Unicode, the consortium responsible for creating new emojis, has released hundreds of new emojis, including a genie, breastfeeding, a woman in a head scarf—the works. If you use a humanlike emoji, like the thumbs-up, then you have to choose one of six skin tones. But how do black people choose the skin tones of their emojis?


“I think for people of color, there’s been such a history where there’s been this force to downplay—this idea of colorblindness—as kind of an experiment that basically failed,” says Richard D. Harvey, associate professor of psychology at St. Louis University. “And I think, given that, there’s a greater sense of wanting to represent, and affirm blackness.”

In honor of the Unicode release and texting’s 25th birthday, The Root went to the streets of New York City to ask actual black people how they “emoji.”

Watch the video above.

Afro-Cuban woman that was born and branded in New York. When León isn't actually creating cool videos, she's thinking of cool videos that she can create.



Emoji were first introduced by a Japanese phone maker to get ahead of its competitors. The first adoption outside Japan was by Apple to get a shot at the Japanese market. There was a limited set of emoji because they had to be compatible with the Japanese. It was only later that other developers were motivated to try to expand emoji and, with it, their inclusion into the uni-code data set. To be included requires a certain amount of politicking because there aren’t that many workers on the uni-code data set and uni-code was originally created to encode existing languages, not create new ones. Still, once humans started using them, emoji ‘existed.’

Worse, the emoji aren’t fixed-image graphics. The poo character you add on your phone can be an entirely different image on the phone of the recipient. The same is true of any text message - the font you choose is not downloaded along with the message. Some applications may send hints as to which font to use, but uni-code captures what the character is, not what glyph it uses to depict it. In fact, even on the same device, the glyph can change:

The color is handled like this: “Human emoji that are not followed by one of these five modifiers should be displayed in a generic, non-realistic skin tone, such as bright yellow (■), blue (■), or gray (■)“ (The colors do not paste from the article.)

Other appearance and color management is dependent on the software implementation. “The exact appearance of emoji is not prescribed but varies between fonts, in the same way that normal typefaces can display letters differently. For example, the Apple Color Emoji typeface is proprietary to Apple, and can only be used on Apple devices (without additional hacking).”

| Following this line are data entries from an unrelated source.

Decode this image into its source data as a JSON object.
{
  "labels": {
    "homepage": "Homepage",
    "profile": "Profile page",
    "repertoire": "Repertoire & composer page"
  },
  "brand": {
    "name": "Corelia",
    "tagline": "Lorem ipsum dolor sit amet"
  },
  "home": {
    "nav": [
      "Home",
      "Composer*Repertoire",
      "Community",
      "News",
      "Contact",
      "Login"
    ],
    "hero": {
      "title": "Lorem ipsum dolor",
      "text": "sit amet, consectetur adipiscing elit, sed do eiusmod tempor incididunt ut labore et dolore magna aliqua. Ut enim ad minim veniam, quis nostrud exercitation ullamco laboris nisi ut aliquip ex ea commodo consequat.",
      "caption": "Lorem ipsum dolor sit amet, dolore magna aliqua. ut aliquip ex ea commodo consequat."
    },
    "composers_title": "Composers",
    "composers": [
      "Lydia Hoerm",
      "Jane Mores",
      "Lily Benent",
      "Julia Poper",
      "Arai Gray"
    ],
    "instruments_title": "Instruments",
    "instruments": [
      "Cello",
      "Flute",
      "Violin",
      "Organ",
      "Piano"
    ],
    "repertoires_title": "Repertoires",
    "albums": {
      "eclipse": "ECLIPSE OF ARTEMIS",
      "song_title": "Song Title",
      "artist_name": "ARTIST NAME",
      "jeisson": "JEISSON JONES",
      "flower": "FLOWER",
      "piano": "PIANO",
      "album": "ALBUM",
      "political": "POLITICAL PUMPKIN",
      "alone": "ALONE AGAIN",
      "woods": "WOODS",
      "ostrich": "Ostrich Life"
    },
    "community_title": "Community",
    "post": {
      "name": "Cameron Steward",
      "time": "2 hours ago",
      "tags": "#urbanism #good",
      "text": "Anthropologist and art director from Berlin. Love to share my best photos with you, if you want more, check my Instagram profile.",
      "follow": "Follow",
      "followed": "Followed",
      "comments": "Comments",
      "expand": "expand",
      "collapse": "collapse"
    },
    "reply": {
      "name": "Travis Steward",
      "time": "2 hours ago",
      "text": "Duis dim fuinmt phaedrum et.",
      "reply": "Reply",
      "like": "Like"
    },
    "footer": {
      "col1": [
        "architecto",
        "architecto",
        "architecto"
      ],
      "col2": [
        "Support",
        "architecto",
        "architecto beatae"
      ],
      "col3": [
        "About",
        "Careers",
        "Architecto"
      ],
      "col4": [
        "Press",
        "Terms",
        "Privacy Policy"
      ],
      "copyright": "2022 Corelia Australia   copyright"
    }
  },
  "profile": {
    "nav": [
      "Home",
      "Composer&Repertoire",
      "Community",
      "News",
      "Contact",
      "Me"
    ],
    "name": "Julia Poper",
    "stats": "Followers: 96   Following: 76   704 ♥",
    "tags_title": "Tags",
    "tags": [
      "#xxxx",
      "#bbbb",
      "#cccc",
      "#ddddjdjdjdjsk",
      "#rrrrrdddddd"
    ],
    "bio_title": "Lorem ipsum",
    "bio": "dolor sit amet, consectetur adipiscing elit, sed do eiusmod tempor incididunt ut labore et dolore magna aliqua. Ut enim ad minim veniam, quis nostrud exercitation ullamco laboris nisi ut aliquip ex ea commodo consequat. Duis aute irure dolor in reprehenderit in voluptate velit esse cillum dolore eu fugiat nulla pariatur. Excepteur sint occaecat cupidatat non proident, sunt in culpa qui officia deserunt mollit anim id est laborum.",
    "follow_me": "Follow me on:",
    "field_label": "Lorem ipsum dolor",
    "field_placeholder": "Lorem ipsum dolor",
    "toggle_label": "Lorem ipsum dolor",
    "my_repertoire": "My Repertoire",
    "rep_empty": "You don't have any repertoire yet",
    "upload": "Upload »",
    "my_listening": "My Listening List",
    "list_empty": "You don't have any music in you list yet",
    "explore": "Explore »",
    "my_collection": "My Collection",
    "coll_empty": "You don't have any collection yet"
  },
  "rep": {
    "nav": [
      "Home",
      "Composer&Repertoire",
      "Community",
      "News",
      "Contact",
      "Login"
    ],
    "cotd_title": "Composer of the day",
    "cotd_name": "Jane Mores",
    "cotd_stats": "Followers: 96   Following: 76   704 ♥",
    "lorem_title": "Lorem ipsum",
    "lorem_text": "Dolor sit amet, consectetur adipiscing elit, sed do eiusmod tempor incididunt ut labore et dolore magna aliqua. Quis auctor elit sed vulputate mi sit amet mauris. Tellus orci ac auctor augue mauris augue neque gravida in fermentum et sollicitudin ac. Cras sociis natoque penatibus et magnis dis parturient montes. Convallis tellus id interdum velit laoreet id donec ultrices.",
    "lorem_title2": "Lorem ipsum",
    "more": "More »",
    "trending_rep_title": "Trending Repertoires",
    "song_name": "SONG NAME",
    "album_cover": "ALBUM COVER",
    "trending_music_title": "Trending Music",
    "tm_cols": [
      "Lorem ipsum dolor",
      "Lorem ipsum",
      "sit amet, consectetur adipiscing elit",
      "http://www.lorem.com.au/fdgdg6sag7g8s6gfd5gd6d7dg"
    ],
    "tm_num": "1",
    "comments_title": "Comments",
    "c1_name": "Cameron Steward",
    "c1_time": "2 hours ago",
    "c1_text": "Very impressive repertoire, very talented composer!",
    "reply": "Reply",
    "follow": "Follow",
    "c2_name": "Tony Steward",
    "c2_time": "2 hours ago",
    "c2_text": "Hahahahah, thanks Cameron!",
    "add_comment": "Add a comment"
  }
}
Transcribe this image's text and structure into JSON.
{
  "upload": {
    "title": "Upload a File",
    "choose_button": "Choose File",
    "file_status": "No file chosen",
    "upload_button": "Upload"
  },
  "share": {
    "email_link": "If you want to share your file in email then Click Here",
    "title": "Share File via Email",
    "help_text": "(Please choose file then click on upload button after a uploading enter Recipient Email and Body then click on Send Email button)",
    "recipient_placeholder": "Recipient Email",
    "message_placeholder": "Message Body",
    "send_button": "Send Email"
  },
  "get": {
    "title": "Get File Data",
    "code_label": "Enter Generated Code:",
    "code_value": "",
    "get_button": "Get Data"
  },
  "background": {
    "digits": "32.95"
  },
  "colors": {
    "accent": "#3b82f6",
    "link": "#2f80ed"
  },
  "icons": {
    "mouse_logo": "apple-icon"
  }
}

Welcome to the rabbit hole - where emoji live and breathe:

(ETA - “Uni-code” to distinguish against ASCII and EBCDIC, the original encodings. Hyphenated because, for me, Uni-code is a recent development.)